|US8180115||9 mai 2011||15 mai 2012||DigitalOptics Corporation Europe Limited||Two stage detection for photographic eye artifacts|
|US8184868||30 mai 2011||22 mai 2012||DigitalOptics Corporation Europe Limited||Two stage detection for photographic eye artifacts|
|US8196878||19 sept. 2010||12 juin 2012||Grifiti Llc||Multiuse device mounting system and method|
|US8203621||14 juin 2010||19 juin 2012||DigitalOptics Corporation Europe Limited||Red-eye filter method and apparatus|
|US8224108||4 déc. 2010||17 juil. 2012||DigitalOptics Corporation Europe Limited||Digital image processing using face detection information|
|US8264575||5 mars 2011||11 sept. 2012||DigitalOptics Corporation Europe Limited||Red eye filter method and apparatus|
|US8265388||25 sept. 2011||11 sept. 2012||DigitalOptics Corporation Europe Limited||Analyzing partial face regions for red-eye detection in acquired digital images|
|US8520093||31 août 2009||27 août 2013||DigitalOptics Corporation Europe Limited||Face tracker and partial face tracker for red-eye filter method and apparatus|
|US8672278||11 juin 2012||18 mars 2014||Grifiti Llc||Multiuse device mounting system and method|
|US20020048761 *||11 mai 2001||25 avr. 2002||Yale University||Molecular cloning using rolling circle amplification|
|US20110090363 *||22 nov. 2010||21 avr. 2011||Tessera Technologies Ireland Limited||Two Stage Detection For Photographic Eye Artifacts|
|US20110228135 *||22 sept. 2011||Tessera Technologies Ireland Limited||Two Stage Detection For Photographic Eye Artifacts|
|US20120224081 *||22 nov. 2011||6 sept. 2012||Hon Hai Precision Industry Co., Ltd.||Camera device and method for automatic red-eye avoidance of digital images|
|Classification aux États-Unis||396/157|
|Classification internationale||G03B15/05, G03B17/18, G03B7/16|

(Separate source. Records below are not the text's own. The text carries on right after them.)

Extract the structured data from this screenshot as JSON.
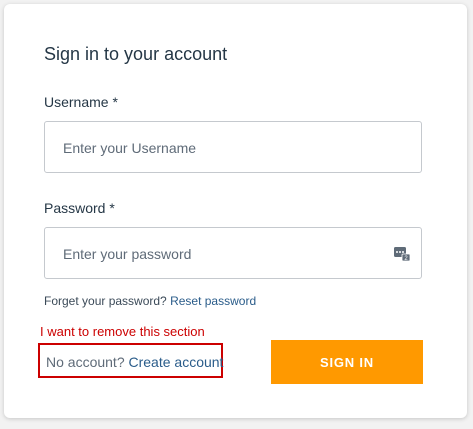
{
  "form": {
    "title": "Sign in to your account",
    "username": {
      "label": "Username *",
      "placeholder": "Enter your Username",
      "value": ""
    },
    "password": {
      "label": "Password *",
      "placeholder": "Enter your password",
      "value": "",
      "icon": "password-manager-icon"
    },
    "forgot": {
      "prefix": "Forget your password?",
      "link": "Reset password"
    },
    "annotation": "I want to remove this section",
    "signup": {
      "prefix": "No account?",
      "link": "Create account"
    },
    "submit_label": "SIGN IN"
  },
  "colors": {
    "accent": "#ff9900",
    "link": "#2a5c8a",
    "annotation": "#cc0000",
    "text": "#253746"
  }
}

|Classification coopérative||G03B17/18, G03B7/16, G03B15/05, G03B2215/0514, G03B2215/0571, G03B2215/0503|
|Classification européenne||G03B7/16, G03B17/18, G03B15/05|
|15 nov. 1993||AS||Assignment|
Owner name: VIVITAR CORPORATION, CALIFORNIA
Free format text: ASSIGNMENT OF ASSIGNORS INTEREST;ASSIGNOR:MCKAY, ROBERT M.;REEL/FRAME:006780/0063
Effective date: 19931112
|25 nov. 1998||FPAY||Fee payment|
Year of fee payment: 4
|15 nov. 2002||FPAY||Fee payment|
Year of fee payment: 8
|27 déc. 2006||REMI||Maintenance fee reminder mailed|
|13 juin 2007||REIN||Reinstatement after maintenance fee payment confirmed|
|31 juil. 2007||FP||Expired due to failure to pay maintenance fee|
Effective date: 20070613
|4 sept. 2007||SULP||Surcharge for late payment|
|4 sept. 2007||FPAY||Fee payment|
Year of fee payment: 12
|15 oct. 2007||PRDP||Patent reinstated due to the acceptance of a late maintenance fee|
Effective date: 20071016
|6 nov. 2007||AS||Assignment|
Owner name: SILVER POINT FINANCE, LLC, AS COLLATERAL AGENT, CO
Free format text: GRANT OF SECURITY INTEREST;ASSIGNOR:VIVITAR CORPORATION;REEL/FRAME:020072/0247
Effective date: 20071026